A more balanced approach would be to distribute remaining emissions rights equally per capita across the globe, and then adjust them to account for past and future emissions opportunities. For poor countries with large carbon sinks, for example, the opportunity costs of low future emissions are high, while those endowed with a wealth of natural renewable resources can more easily avoid future emissions. A robust global carbon market would then deliver the efficient use of the world’s remaining emissions budget through global ‘cap and trade’.
Achieving global consensus for and establishing such an approach will take time, of which we have very little. A less ambitious but similar and more achievable approach is to greatly expand ‘just energy transition partnerships’ in which rich countries cut a deal with poorer countries to pay for green technology in return for phasing out coal and leaving remaining reserves untouched. Indonesia, for example, recently received US$20 billion from a coalition of rich countries through such a deal. Securing further timely deals like this would usefully complement a global deal through targeting priority emissions mitigation ‘hot spots’ such as the Amazon rainforest.
President Luiz Inácio Lula da Silva of Brazil has called for the COP30 climate summit in 2025 to be held in the Amazon rainforest, an ecosystem vital for global climate stability.
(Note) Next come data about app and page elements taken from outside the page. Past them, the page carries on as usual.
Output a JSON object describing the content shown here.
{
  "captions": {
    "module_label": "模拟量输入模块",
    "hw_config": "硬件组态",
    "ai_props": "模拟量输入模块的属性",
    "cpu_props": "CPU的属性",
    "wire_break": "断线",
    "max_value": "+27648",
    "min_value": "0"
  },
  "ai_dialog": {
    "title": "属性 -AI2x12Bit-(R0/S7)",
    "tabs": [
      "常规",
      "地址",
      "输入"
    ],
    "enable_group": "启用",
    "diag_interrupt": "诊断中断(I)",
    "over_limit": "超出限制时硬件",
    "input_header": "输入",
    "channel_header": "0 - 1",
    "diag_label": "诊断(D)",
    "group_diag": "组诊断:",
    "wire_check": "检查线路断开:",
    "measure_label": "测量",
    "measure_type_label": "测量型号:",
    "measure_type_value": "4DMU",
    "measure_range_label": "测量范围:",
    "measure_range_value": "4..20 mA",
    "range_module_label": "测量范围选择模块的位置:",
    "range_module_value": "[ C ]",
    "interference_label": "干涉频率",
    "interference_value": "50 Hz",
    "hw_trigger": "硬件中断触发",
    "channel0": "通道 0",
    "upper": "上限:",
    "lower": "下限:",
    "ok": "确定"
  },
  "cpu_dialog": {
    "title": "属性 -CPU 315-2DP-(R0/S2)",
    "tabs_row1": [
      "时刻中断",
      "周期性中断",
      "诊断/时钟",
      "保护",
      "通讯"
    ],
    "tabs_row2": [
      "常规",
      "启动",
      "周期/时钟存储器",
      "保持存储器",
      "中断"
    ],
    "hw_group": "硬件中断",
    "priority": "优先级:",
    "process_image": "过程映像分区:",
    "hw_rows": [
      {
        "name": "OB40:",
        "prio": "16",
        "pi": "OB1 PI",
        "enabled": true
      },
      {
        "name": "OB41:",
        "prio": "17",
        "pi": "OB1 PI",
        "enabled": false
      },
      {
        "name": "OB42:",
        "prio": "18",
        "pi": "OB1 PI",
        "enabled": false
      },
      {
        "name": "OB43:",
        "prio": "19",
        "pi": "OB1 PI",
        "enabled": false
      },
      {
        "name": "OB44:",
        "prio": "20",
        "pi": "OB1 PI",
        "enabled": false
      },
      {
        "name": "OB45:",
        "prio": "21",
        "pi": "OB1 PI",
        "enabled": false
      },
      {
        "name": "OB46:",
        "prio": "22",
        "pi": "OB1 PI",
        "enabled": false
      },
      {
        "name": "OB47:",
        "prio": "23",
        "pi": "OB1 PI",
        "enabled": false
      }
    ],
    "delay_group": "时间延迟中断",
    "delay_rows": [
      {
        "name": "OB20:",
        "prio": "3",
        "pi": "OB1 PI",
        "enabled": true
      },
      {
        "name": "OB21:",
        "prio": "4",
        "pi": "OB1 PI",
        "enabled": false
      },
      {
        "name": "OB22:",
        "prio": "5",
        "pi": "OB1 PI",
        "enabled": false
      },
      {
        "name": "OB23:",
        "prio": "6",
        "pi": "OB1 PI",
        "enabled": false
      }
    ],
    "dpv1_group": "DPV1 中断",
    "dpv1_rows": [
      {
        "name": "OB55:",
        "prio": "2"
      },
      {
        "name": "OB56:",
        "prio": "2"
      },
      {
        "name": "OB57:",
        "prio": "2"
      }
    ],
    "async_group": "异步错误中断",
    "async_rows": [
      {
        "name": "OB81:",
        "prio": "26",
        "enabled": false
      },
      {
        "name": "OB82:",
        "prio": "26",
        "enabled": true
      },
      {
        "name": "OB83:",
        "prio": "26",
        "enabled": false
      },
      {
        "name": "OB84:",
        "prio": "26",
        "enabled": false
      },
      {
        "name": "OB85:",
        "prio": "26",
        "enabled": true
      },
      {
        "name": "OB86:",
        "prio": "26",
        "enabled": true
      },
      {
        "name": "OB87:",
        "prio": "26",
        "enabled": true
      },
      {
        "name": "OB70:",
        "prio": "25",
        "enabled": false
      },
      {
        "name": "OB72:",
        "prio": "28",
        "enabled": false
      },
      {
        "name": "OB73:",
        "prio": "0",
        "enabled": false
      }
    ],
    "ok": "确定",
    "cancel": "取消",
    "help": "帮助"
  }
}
What better place for the world to turn things around, and what better milestone towards which our leaders might work to secure a step change on the road to net zero?